Perception: Our day-in, day-out world is real. Reality: That world is a hoax, an elaborate deception spun by all-powerful machines of artificial intelligence that control us. Whoa….
In 1999, Andy and Lana Wachowski came up with an amazing trilogy that took us into a dark, high-tech world where things were not as they seemed. They put together a cast of stars that were both A-list and unknown, and blew us away with some intense special effects, and via the local movie theatre screen, we were all suddenly jacked into The Matrix.
Even though this was one of the most intense movies of the late 90s, it was revolutionary in so many ways, with the dark effects, the slo-motion, the choreographed fight scenes created by Yuen Woo-ping, and even the idea that we might be all just part of a big battery that ran an earth that had been taken over by machines was mind-boggling. Add a high-energy soundtrack featuring some of the hottest names in alternative rock of the day, and you get a film you just never get tired of. It is no wonder that we just could not get enough. This even spawned a disturbing spin-off, The Animatrix that featured some of the minor characters from the trilogy, and some speculative history of how this alternate world came about.
In the opening, we see a hacker, known online simply as “Neo” (Keanu Reeves) doing some late night work for a client. He gets a message from someone online known as “Morpheus”(Laurence Fishburne). Morpheus tells him to follow the white rabbit. When Neo’s customer arrives with his friends to pick up his software, he finds they are dressed to go clubbing, and they invite him to come along. His customer’s date has a tattoo of The White Rabbit from Alice in Wonderland on her shoulder. He goes along, following Morpheus’ advice, curious to see where this will take him.

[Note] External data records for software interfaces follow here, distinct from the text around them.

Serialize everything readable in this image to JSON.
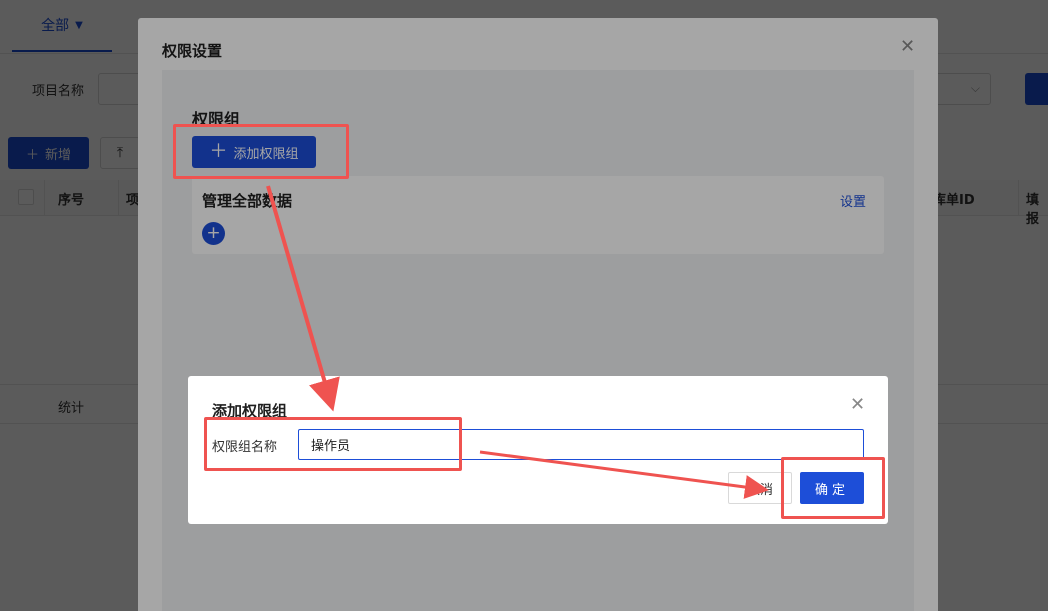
{
  "background": {
    "tab_label": "全部",
    "filter_label": "项目名称",
    "add_button_label": "新增",
    "columns": [
      "序号",
      "项",
      "入库单ID",
      "填报"
    ],
    "total_label": "统计"
  },
  "outer_dialog": {
    "title": "权限设置",
    "section_heading": "权限组",
    "add_group_button": "添加权限组",
    "group_card": {
      "title": "管理全部数据",
      "settings_link": "设置"
    }
  },
  "inner_dialog": {
    "title": "添加权限组",
    "field_label": "权限组名称",
    "field_value": "操作员",
    "cancel_label": "取消",
    "ok_label": "确定"
  },
  "colors": {
    "primary": "#1d4ed8",
    "annotation": "#ef5350"
  },
  "icons": {
    "close": "close-icon",
    "plus": "plus-icon",
    "caret": "caret-down-icon",
    "upload": "upload-icon",
    "chevron": "chevron-down-icon"
  }
}
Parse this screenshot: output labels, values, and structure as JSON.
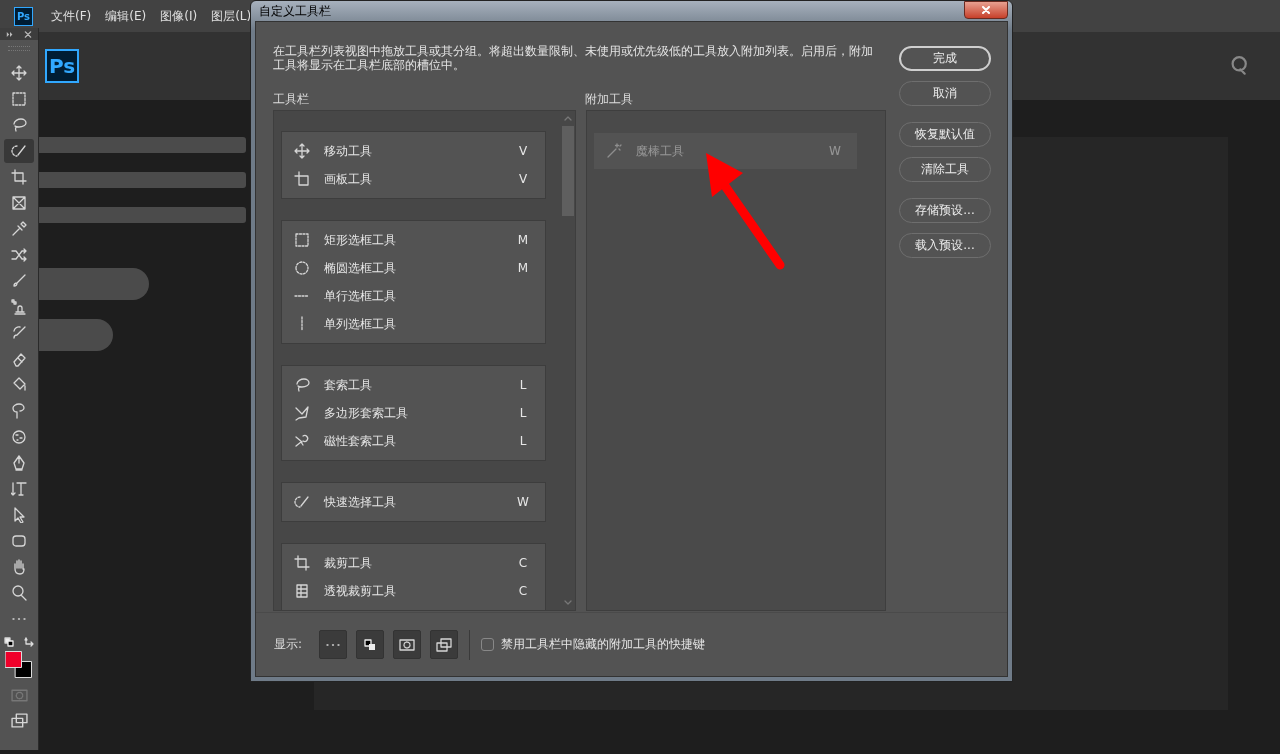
{
  "menubar": {
    "app_icon": "Ps",
    "items": [
      "文件(F)",
      "编辑(E)",
      "图像(I)",
      "图层(L)"
    ]
  },
  "home": {
    "logo": "Ps"
  },
  "toolbar": {
    "tools": [
      {
        "selected": false
      },
      {
        "selected": false
      },
      {
        "selected": false
      },
      {
        "selected": true
      },
      {
        "selected": false
      },
      {
        "selected": false
      },
      {
        "selected": false
      },
      {
        "selected": false
      },
      {
        "selected": false
      },
      {
        "selected": false
      },
      {
        "selected": false
      },
      {
        "selected": false
      },
      {
        "selected": false
      },
      {
        "selected": false
      },
      {
        "selected": false
      },
      {
        "selected": false
      },
      {
        "selected": false
      },
      {
        "selected": false
      },
      {
        "selected": false
      },
      {
        "selected": false
      },
      {
        "selected": false
      },
      {
        "selected": false
      }
    ]
  },
  "dialog": {
    "title": "自定义工具栏",
    "description": "在工具栏列表视图中拖放工具或其分组。将超出数量限制、未使用或优先级低的工具放入附加列表。启用后，附加工具将显示在工具栏底部的槽位中。",
    "toolbar_label": "工具栏",
    "extra_label": "附加工具",
    "groups": [
      {
        "tools": [
          {
            "name": "移动工具",
            "shortcut": "V"
          },
          {
            "name": "画板工具",
            "shortcut": "V"
          }
        ]
      },
      {
        "tools": [
          {
            "name": "矩形选框工具",
            "shortcut": "M"
          },
          {
            "name": "椭圆选框工具",
            "shortcut": "M"
          },
          {
            "name": "单行选框工具"
          },
          {
            "name": "单列选框工具"
          }
        ]
      },
      {
        "tools": [
          {
            "name": "套索工具",
            "shortcut": "L"
          },
          {
            "name": "多边形套索工具",
            "shortcut": "L"
          },
          {
            "name": "磁性套索工具",
            "shortcut": "L"
          }
        ]
      },
      {
        "tools": [
          {
            "name": "快速选择工具",
            "shortcut": "W"
          }
        ]
      },
      {
        "tools": [
          {
            "name": "裁剪工具",
            "shortcut": "C"
          },
          {
            "name": "透视裁剪工具",
            "shortcut": "C"
          }
        ]
      }
    ],
    "extra_tools": [
      {
        "name": "魔棒工具",
        "shortcut": "W",
        "faded": true
      }
    ],
    "button_groups": [
      [
        {
          "label": "完成",
          "default": true
        },
        {
          "label": "取消",
          "default": false
        }
      ],
      [
        {
          "label": "恢复默认值",
          "default": false
        },
        {
          "label": "清除工具",
          "default": false
        }
      ],
      [
        {
          "label": "存储预设...",
          "default": false
        },
        {
          "label": "载入预设...",
          "default": false
        }
      ]
    ],
    "show_label": "显示:",
    "checkbox": {
      "label": "禁用工具栏中隐藏的附加工具的快捷键",
      "checked": false
    }
  }
}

At the club, he runs into Trinity (Carrie-Anne Moss), a plain Jane of a woman with a body that won’t quit. She has come to tell him that the world is not as he sees it, and that he will be meeting with Morpheus soon. The next day, he goes to his regular software designer job, late and hung-over. He gets the third-degree ribbing from his supervisor, and then is sent back to his cubicle. He then receives a package from by a FedEx courier. In it is a Nokia cellphone, and it rings as soon as he opens the box. On the line is Morpheus, and he directs Neo on a way to escape from the Agents that are hunting for him.
The Agents look like typical Secret Service men, but they are anything but. Neo fails to get away, and ends up in their custody. Agent Smith (Hugo Weaving) is the lead agent, and soon Neo finds that this world he is in is not real, because things happen to him that could not be possible. The Agents put a bug in him, and send him home. Trinity, Switch (Belinda McClory), and Cypher (Joe Pantoliano) come to get him on a stormy night, and remove the bug. They take him to meet Morpheus at an old, moldy hotel. It is here that he learns about the Matrix, and is soon release from the battery farm and comes aboard the Nebuchadnezzar, a terra-ship that travels underground to evade the machines in the hunt for the residents of Zion to find a way to free themselves from the oppression of the machines that rule the surface world.
We learn that the Matrix is just a vast program that the battery pack is plugged into, and all those cells are humans that they machines are using to run their world. The Agents are programs put into the Matrix to make sure things run smoothly. There are other minor programs that run nature, such as birds and animals and plants and weather. Smith is an agent that wants to be free from his programming, and sees the humans that the machines use to run their world as a virus that could upset the balance of this world if they found out the very ugly truth of their perceived world.
This trilogy, actually, more of a WB franchise, as there have been four movies made, and possibly more, is one great ride of dark and sexy, loud and disturbing, but very entertaining, always leaving the viewer curious and wanting for more, series that can always be expanded on. As long as there are possibilities that this world we live in can be changed, or there are unexplained things going on, such as paranormal tales or mysterious legends, is one great way to speculate on how things might really be. If we are merely plugged into a Matrix, then some programming needs some serious repair, because the files have become very corrupted, just sayin’.
I give this film a Musing review of